## Task objective:
Your response should consist of every line below, reproduced without alteration.

## Provided records:
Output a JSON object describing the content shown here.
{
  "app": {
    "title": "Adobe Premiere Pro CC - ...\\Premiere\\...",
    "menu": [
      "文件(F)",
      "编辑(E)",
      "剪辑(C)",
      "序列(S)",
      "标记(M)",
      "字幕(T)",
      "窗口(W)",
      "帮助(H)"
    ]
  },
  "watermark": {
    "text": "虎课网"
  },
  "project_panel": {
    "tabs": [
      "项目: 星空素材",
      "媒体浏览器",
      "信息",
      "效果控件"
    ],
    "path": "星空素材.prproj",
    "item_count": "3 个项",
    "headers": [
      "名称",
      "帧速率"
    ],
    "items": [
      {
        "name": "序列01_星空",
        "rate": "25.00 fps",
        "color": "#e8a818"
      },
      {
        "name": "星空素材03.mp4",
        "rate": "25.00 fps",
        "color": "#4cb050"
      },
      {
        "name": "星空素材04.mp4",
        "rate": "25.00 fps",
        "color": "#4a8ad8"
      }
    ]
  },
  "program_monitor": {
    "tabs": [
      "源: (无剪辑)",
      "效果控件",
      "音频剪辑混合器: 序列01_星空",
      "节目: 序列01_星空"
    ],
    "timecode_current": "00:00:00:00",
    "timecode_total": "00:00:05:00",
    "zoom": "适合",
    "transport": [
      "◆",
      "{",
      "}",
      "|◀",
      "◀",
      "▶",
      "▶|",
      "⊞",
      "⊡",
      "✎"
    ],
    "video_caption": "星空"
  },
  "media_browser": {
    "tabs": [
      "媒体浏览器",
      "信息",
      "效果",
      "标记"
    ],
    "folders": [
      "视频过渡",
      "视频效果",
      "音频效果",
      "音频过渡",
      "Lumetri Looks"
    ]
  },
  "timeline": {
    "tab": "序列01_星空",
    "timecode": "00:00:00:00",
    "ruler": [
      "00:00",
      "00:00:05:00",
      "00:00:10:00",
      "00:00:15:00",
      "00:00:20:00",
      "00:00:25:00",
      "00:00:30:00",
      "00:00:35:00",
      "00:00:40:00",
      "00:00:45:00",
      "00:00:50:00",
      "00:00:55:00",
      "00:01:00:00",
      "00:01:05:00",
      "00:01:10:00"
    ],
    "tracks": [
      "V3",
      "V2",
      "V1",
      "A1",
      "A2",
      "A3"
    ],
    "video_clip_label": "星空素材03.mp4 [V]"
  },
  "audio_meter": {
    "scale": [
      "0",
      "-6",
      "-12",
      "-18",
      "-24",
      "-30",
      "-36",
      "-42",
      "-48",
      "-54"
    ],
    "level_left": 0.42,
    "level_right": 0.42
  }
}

## Output for this exercise:
Output a JSON object describing the content shown here.
{
  "app": {
    "title": "Adobe Premiere Pro CC - ...\\Premiere\\...",
    "menu": [
      "文件(F)",
      "编辑(E)",
      "剪辑(C)",
      "序列(S)",
      "标记(M)",
      "字幕(T)",
      "窗口(W)",
      "帮助(H)"
    ]
  },
  "watermark": {
    "text": "虎课网"
  },
  "project_panel": {
    "tabs": [
      "项目: 星空素材",
      "媒体浏览器",
      "信息",
      "效果控件"
    ],
    "path": "星空素材.prproj",
    "item_count": "3 个项",
    "headers": [
      "名称",
      "帧速率"
    ],
    "items": [
      {
        "name": "序列01_星空",
        "rate": "25.00 fps",
        "color": "#e8a818"
      },
      {
        "name": "星空素材03.mp4",
        "rate": "25.00 fps",
        "color": "#4cb050"
      },
      {
        "name": "星空素材04.mp4",
        "rate": "25.00 fps",
        "color": "#4a8ad8"
      }
    ]
  },
  "program_monitor": {
    "tabs": [
      "源: (无剪辑)",
      "效果控件",
      "音频剪辑混合器: 序列01_星空",
      "节目: 序列01_星空"
    ],
    "timecode_current": "00:00:00:00",
    "timecode_total": "00:00:05:00",
    "zoom": "适合",
    "transport": [
      "◆",
      "{",
      "}",
      "|◀",
      "◀",
      "▶",
      "▶|",
      "⊞",
      "⊡",
      "✎"
    ],
    "video_caption": "星空"
  },
  "media_browser": {
    "tabs": [
      "媒体浏览器",
      "信息",
      "效果",
      "标记"
    ],
    "folders": [
      "视频过渡",
      "视频效果",
      "音频效果",
      "音频过渡",
      "Lumetri Looks"
    ]
  },
  "timeline": {
    "tab": "序列01_星空",
    "timecode": "00:00:00:00",
    "ruler": [
      "00:00",
      "00:00:05:00",
      "00:00:10:00",
      "00:00:15:00",
      "00:00:20:00",
      "00:00:25:00",
      "00:00:30:00",
      "00:00:35:00",
      "00:00:40:00",
      "00:00:45:00",
      "00:00:50:00",
      "00:00:55:00",
      "00:01:00:00",
      "00:01:05:00",
      "00:01:10:00"
    ],
    "tracks": [
      "V3",
      "V2",
      "V1",
      "A1",
      "A2",
      "A3"
    ],
    "video_clip_label": "星空素材03.mp4 [V]"
  },
  "audio_meter": {
    "scale": [
      "0",
      "-6",
      "-12",
      "-18",
      "-24",
      "-30",
      "-36",
      "-42",
      "-48",
      "-54"
    ],
    "level_left": 0.42,
    "level_right": 0.42
  }
}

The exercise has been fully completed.